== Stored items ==
□ □ □ □
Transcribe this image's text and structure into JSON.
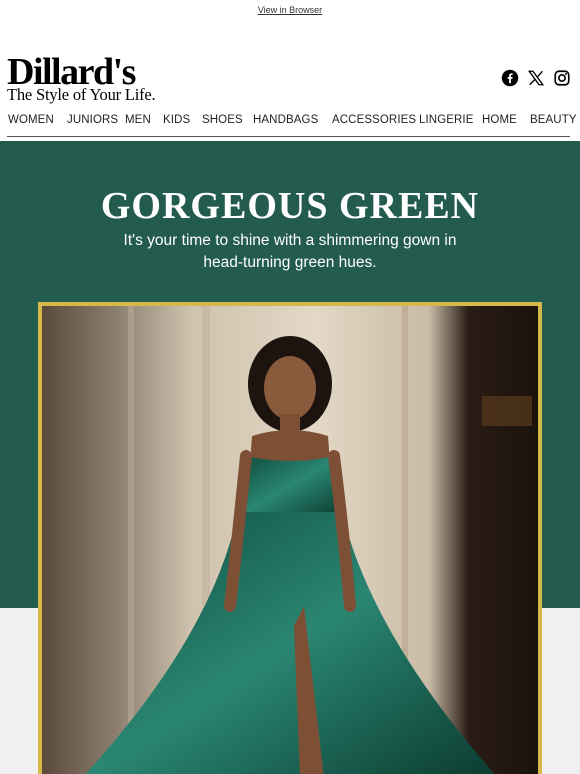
{
  "header": {
    "view_in_browser": "View in Browser",
    "logo_word": "Dillard's",
    "logo_tagline": "The Style of Your Life."
  },
  "social": [
    {
      "icon": "facebook-icon"
    },
    {
      "icon": "x-icon"
    },
    {
      "icon": "instagram-icon"
    }
  ],
  "nav": {
    "items": [
      "WOMEN",
      "JUNIORS",
      "MEN",
      "KIDS",
      "SHOES",
      "HANDBAGS",
      "ACCESSORIES",
      "LINGERIE",
      "HOME",
      "BEAUTY"
    ]
  },
  "hero": {
    "title": "GORGEOUS GREEN",
    "subtitle": "It's your time to shine with a shimmering gown in head-turning green hues.",
    "background_color": "#235b4f",
    "frame_color": "#d4b84a"
  }
}
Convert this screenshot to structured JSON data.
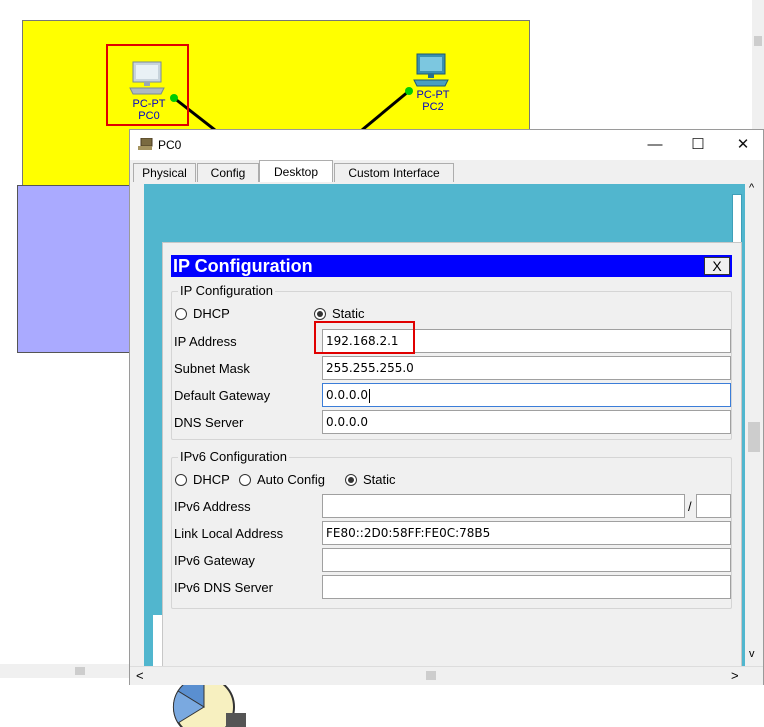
{
  "workspace": {
    "pc0": {
      "type_label": "PC-PT",
      "name_label": "PC0"
    },
    "pc2": {
      "type_label": "PC-PT",
      "name_label": "PC2"
    },
    "colors": {
      "zone_yellow": "#ffff00",
      "zone_blue": "#aaaaff",
      "link_dot": "#00cc00",
      "highlight": "#e00000"
    }
  },
  "window": {
    "title": "PC0",
    "controls": {
      "minimize": "—",
      "maximize": "☐",
      "close": "✕"
    },
    "tabs": [
      "Physical",
      "Config",
      "Desktop",
      "Custom Interface"
    ],
    "active_tab": "Desktop"
  },
  "ip_dialog": {
    "title": "IP Configuration",
    "close_label": "X",
    "ipv4_group_title": "IP Configuration",
    "dhcp_label": "DHCP",
    "static_label": "Static",
    "mode": "Static",
    "ip_address_label": "IP Address",
    "ip_address": "192.168.2.1",
    "subnet_mask_label": "Subnet Mask",
    "subnet_mask": "255.255.255.0",
    "default_gateway_label": "Default Gateway",
    "default_gateway": "0.0.0.0",
    "dns_server_label": "DNS Server",
    "dns_server": "0.0.0.0",
    "ipv6_group_title": "IPv6 Configuration",
    "ipv6_dhcp_label": "DHCP",
    "ipv6_auto_label": "Auto Config",
    "ipv6_static_label": "Static",
    "ipv6_mode": "Static",
    "ipv6_address_label": "IPv6 Address",
    "ipv6_address": "",
    "ipv6_prefix_sep": "/",
    "ipv6_prefix": "",
    "link_local_label": "Link Local Address",
    "link_local": "FE80::2D0:58FF:FE0C:78B5",
    "ipv6_gateway_label": "IPv6 Gateway",
    "ipv6_gateway": "",
    "ipv6_dns_label": "IPv6 DNS Server",
    "ipv6_dns": ""
  },
  "scrollbar": {
    "left_arrow": "<",
    "right_arrow": ">",
    "up_arrow": "^",
    "down_arrow": "v"
  }
}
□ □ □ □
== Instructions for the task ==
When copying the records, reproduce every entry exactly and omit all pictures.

== Response area ==
Transcribe this image's text and structure into JSON.
{
  "header": {
    "view_in_browser": "View in Browser",
    "logo_word": "Dillard's",
    "logo_tagline": "The Style of Your Life."
  },
  "social": [
    {
      "icon": "facebook-icon"
    },
    {
      "icon": "x-icon"
    },
    {
      "icon": "instagram-icon"
    }
  ],
  "nav": {
    "items": [
      "WOMEN",
      "JUNIORS",
      "MEN",
      "KIDS",
      "SHOES",
      "HANDBAGS",
      "ACCESSORIES",
      "LINGERIE",
      "HOME",
      "BEAUTY"
    ]
  },
  "hero": {
    "title": "GORGEOUS GREEN",
    "subtitle": "It's your time to shine with a shimmering gown in head-turning green hues.",
    "background_color": "#235b4f",
    "frame_color": "#d4b84a"
  }
}
Convert this screenshot to structured JSON data.
{
  "workspace": {
    "pc0": {
      "type_label": "PC-PT",
      "name_label": "PC0"
    },
    "pc2": {
      "type_label": "PC-PT",
      "name_label": "PC2"
    },
    "colors": {
      "zone_yellow": "#ffff00",
      "zone_blue": "#aaaaff",
      "link_dot": "#00cc00",
      "highlight": "#e00000"
    }
  },
  "window": {
    "title": "PC0",
    "controls": {
      "minimize": "—",
      "maximize": "☐",
      "close": "✕"
    },
    "tabs": [
      "Physical",
      "Config",
      "Desktop",
      "Custom Interface"
    ],
    "active_tab": "Desktop"
  },
  "ip_dialog": {
    "title": "IP Configuration",
    "close_label": "X",
    "ipv4_group_title": "IP Configuration",
    "dhcp_label": "DHCP",
    "static_label": "Static",
    "mode": "Static",
    "ip_address_label": "IP Address",
    "ip_address": "192.168.2.1",
    "subnet_mask_label": "Subnet Mask",
    "subnet_mask": "255.255.255.0",
    "default_gateway_label": "Default Gateway",
    "default_gateway": "0.0.0.0",
    "dns_server_label": "DNS Server",
    "dns_server": "0.0.0.0",
    "ipv6_group_title": "IPv6 Configuration",
    "ipv6_dhcp_label": "DHCP",
    "ipv6_auto_label": "Auto Config",
    "ipv6_static_label": "Static",
    "ipv6_mode": "Static",
    "ipv6_address_label": "IPv6 Address",
    "ipv6_address": "",
    "ipv6_prefix_sep": "/",
    "ipv6_prefix": "",
    "link_local_label": "Link Local Address",
    "link_local": "FE80::2D0:58FF:FE0C:78B5",
    "ipv6_gateway_label": "IPv6 Gateway",
    "ipv6_gateway": "",
    "ipv6_dns_label": "IPv6 DNS Server",
    "ipv6_dns": ""
  },
  "scrollbar": {
    "left_arrow": "<",
    "right_arrow": ">",
    "up_arrow": "^",
    "down_arrow": "v"
  }
}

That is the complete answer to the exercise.